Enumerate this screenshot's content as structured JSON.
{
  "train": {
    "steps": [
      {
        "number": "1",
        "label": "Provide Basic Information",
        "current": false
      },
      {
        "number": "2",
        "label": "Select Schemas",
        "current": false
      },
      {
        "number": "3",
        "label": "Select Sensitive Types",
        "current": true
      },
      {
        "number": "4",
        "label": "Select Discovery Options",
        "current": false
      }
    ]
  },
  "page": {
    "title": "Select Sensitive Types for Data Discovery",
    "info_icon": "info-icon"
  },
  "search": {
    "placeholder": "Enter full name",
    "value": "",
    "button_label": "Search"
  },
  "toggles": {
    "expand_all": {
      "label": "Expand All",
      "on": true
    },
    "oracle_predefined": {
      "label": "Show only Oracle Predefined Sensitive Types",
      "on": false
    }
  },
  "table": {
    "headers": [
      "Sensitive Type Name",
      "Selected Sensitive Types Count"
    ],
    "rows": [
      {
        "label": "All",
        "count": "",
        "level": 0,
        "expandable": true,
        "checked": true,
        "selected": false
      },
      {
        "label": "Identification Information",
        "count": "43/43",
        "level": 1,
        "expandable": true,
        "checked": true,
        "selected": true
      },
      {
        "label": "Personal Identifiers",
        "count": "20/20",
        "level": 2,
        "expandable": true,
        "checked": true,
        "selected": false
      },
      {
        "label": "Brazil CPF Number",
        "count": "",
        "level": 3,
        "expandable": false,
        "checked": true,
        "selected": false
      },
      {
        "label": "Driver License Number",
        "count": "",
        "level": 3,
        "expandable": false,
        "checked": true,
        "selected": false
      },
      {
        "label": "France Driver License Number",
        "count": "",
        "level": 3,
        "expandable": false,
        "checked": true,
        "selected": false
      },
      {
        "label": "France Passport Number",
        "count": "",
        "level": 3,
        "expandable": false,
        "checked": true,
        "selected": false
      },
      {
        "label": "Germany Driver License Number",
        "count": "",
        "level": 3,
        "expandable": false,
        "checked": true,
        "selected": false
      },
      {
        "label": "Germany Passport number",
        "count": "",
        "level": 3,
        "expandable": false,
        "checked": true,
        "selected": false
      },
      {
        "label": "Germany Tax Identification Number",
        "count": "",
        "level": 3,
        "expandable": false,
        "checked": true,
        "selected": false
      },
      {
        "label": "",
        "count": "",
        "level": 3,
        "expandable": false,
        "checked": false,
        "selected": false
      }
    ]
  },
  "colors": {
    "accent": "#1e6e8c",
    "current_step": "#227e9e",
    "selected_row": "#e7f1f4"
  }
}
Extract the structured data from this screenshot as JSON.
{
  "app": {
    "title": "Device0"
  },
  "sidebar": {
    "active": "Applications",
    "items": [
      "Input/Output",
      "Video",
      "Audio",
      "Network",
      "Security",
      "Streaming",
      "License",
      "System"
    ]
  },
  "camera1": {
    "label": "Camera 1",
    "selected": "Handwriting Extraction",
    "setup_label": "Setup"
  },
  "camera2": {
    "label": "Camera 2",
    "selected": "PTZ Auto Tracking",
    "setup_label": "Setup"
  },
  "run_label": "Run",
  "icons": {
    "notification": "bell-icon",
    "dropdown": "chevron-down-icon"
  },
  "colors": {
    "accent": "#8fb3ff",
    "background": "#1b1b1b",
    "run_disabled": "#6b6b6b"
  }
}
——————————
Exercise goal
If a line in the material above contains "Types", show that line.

Answer to this problem
        "label": "Select Sensitive Types",
    "title": "Select Sensitive Types for Data Discovery",
      "label": "Show only Oracle Predefined Sensitive Types",
      "Selected Sensitive Types Count"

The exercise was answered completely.